This is in regards to the ongoing academic scandal investigation that has overshadowed UNC for years now. However, the new document wasn’t immediately released to public, so it's unclear how the amended NOA differs from first NOA, which hit the school with five potential top-level violations, including lack of institutional control.
The NCAA first sent an NOA yo UNC last May. UNC had 90 days to respond, but that process paused in August when the school reported additional information to the NCAA for review. More than likely, it was a move to delay the NCAA's eventual punishment so this past season's team could compete for a national title, which they came one miracle buzzer-beater away from getting.
At this point, one postseason ban seems like the minimum UNC will get, so of course they didn't want that to take place during last season when a title was within reach.
Depending on how many players were taking fraudulent classes could affect wins, banners and even championships being vacated. The report details just how deep this scandal goes and how it involves players on the 2005 championship team.
Ten members of UNC’s 2005 national championship team, for instance, majored in AFAM. By the 2008-09 academic year, when UNC won its second national championship under coach Roy Williams, men’s basketball players’ enrollments in the suspect AFAM classes had declined considerably.

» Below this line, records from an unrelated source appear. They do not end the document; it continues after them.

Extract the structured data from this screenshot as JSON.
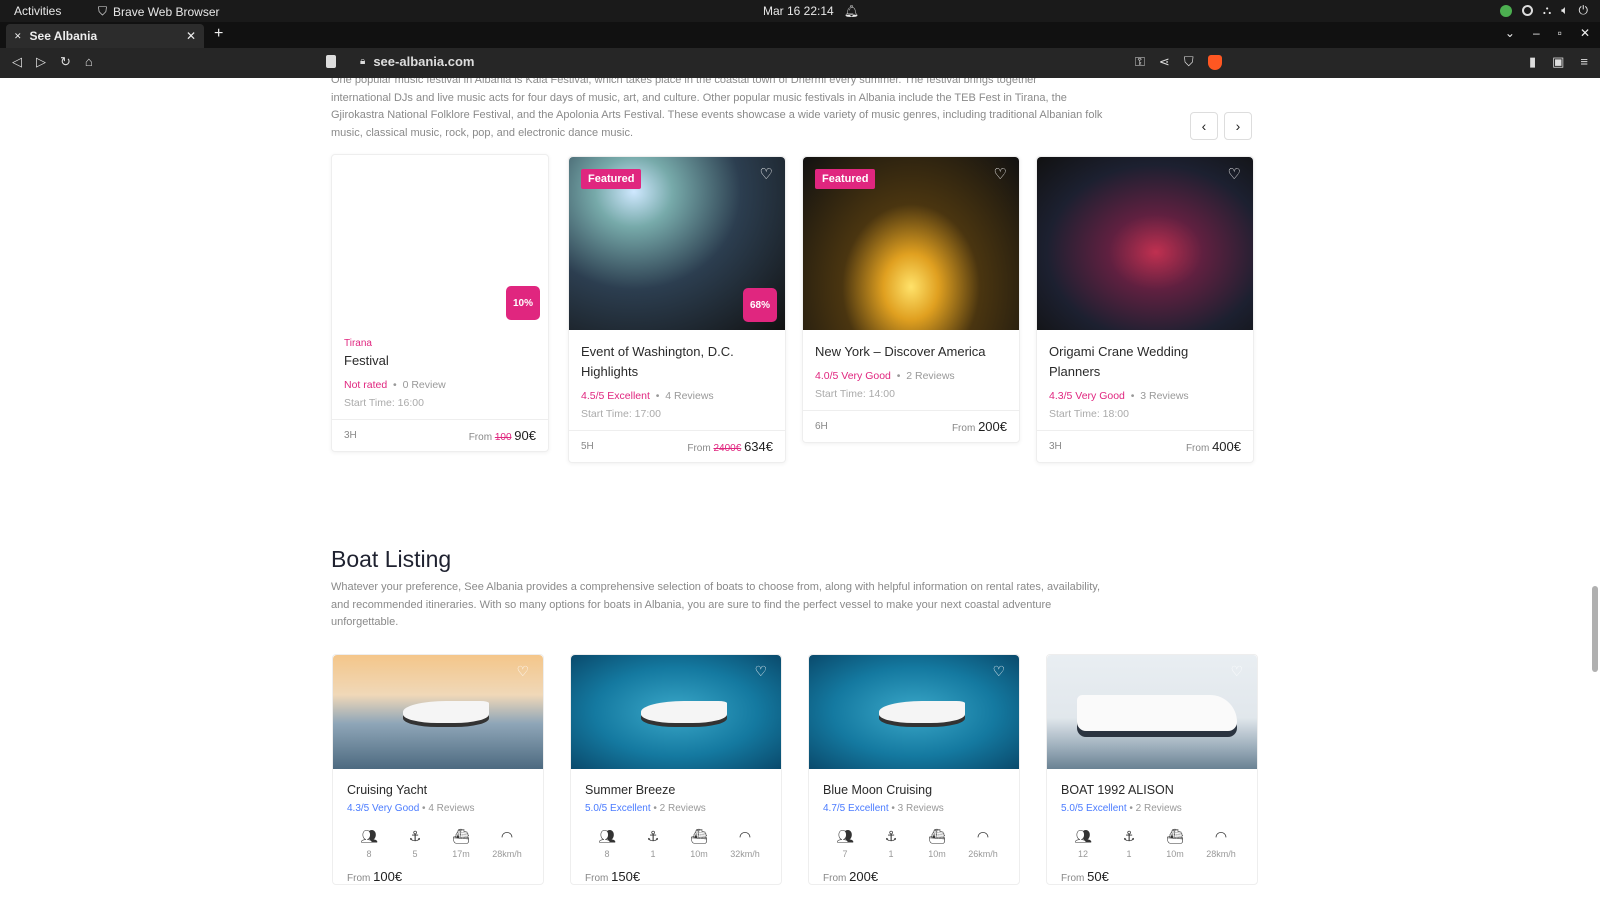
{
  "os": {
    "activities": "Activities",
    "app_name": "Brave Web Browser",
    "clock": "Mar 16 22:14"
  },
  "browser": {
    "tab_title": "See Albania",
    "url": "see-albania.com"
  },
  "events": {
    "intro_lines": [
      "One popular music festival in Albania is Kala Festival, which takes place in the coastal town of Dhërmi every summer. The festival brings together",
      "international DJs and live music acts for four days of music, art, and culture. Other popular music festivals in Albania include the TEB Fest in Tirana, the",
      "Gjirokastra National Folklore Festival, and the Apolonia Arts Festival. These events showcase a wide variety of music genres, including traditional Albanian folk",
      "music, classical music, rock, pop, and electronic dance music."
    ],
    "cards": [
      {
        "badge": "",
        "discount": "10%",
        "location": "Tirana",
        "title": "Festival",
        "rating": "Not rated",
        "reviews": "0 Review",
        "start": "Start Time: 16:00",
        "duration": "3H",
        "from": "From",
        "old_price": "100",
        "price": "90€"
      },
      {
        "badge": "Featured",
        "discount": "68%",
        "location": "",
        "title": "Event of Washington, D.C. Highlights",
        "rating": "4.5/5 Excellent",
        "reviews": "4 Reviews",
        "start": "Start Time: 17:00",
        "duration": "5H",
        "from": "From",
        "old_price": "2400€",
        "price": "634€"
      },
      {
        "badge": "Featured",
        "discount": "",
        "location": "",
        "title": "New York – Discover America",
        "rating": "4.0/5 Very Good",
        "reviews": "2 Reviews",
        "start": "Start Time: 14:00",
        "duration": "6H",
        "from": "From",
        "old_price": "",
        "price": "200€"
      },
      {
        "badge": "",
        "discount": "",
        "location": "",
        "title": "Origami Crane Wedding Planners",
        "rating": "4.3/5 Very Good",
        "reviews": "3 Reviews",
        "start": "Start Time: 18:00",
        "duration": "3H",
        "from": "From",
        "old_price": "",
        "price": "400€"
      }
    ]
  },
  "boats": {
    "title": "Boat Listing",
    "desc_lines": [
      "Whatever your preference, See Albania provides a comprehensive selection of boats to choose from, along with helpful information on rental rates, availability,",
      "and recommended itineraries. With so many options for boats in Albania, you are sure to find the perfect vessel to make your next coastal adventure",
      "unforgettable."
    ],
    "cards": [
      {
        "name": "Cruising Yacht",
        "rating": "4.3/5 Very Good",
        "reviews": "4 Reviews",
        "guests": "8",
        "cabins": "5",
        "length": "17m",
        "speed": "28km/h",
        "from": "From",
        "price": "100€"
      },
      {
        "name": "Summer Breeze",
        "rating": "5.0/5 Excellent",
        "reviews": "2 Reviews",
        "guests": "8",
        "cabins": "1",
        "length": "10m",
        "speed": "32km/h",
        "from": "From",
        "price": "150€"
      },
      {
        "name": "Blue Moon Cruising",
        "rating": "4.7/5 Excellent",
        "reviews": "3 Reviews",
        "guests": "7",
        "cabins": "1",
        "length": "10m",
        "speed": "26km/h",
        "from": "From",
        "price": "200€"
      },
      {
        "name": "BOAT 1992 ALISON",
        "rating": "5.0/5 Excellent",
        "reviews": "2 Reviews",
        "guests": "12",
        "cabins": "1",
        "length": "10m",
        "speed": "28km/h",
        "from": "From",
        "price": "50€"
      }
    ]
  },
  "colors": {
    "accent": "#e0267f",
    "rating_blue": "#4a7bff"
  }
}
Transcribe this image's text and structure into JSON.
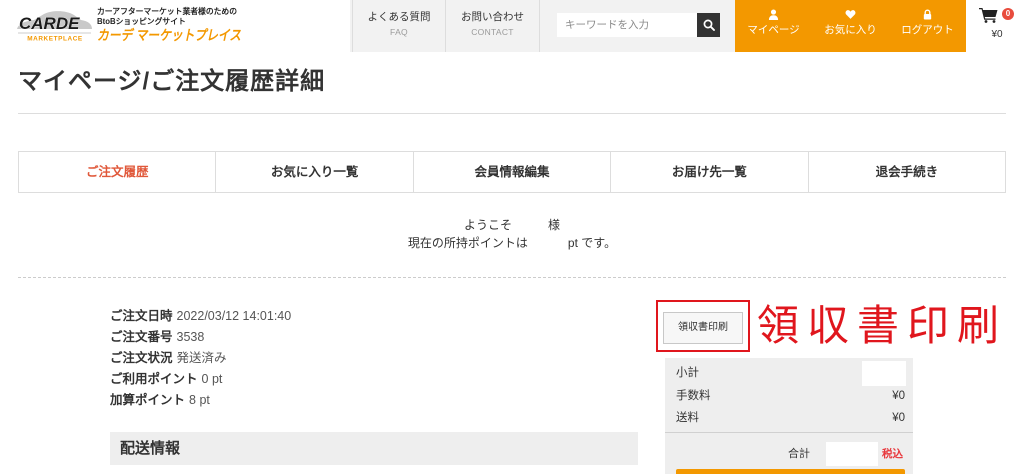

Even so, under Williams men’s basketball players accounted for 167 enrollments in the suspect AFAM classes that are at the heart of the case. Those classes began in 1993, according to Kenneth Wainstein’s independent investigation, and ended in 2011.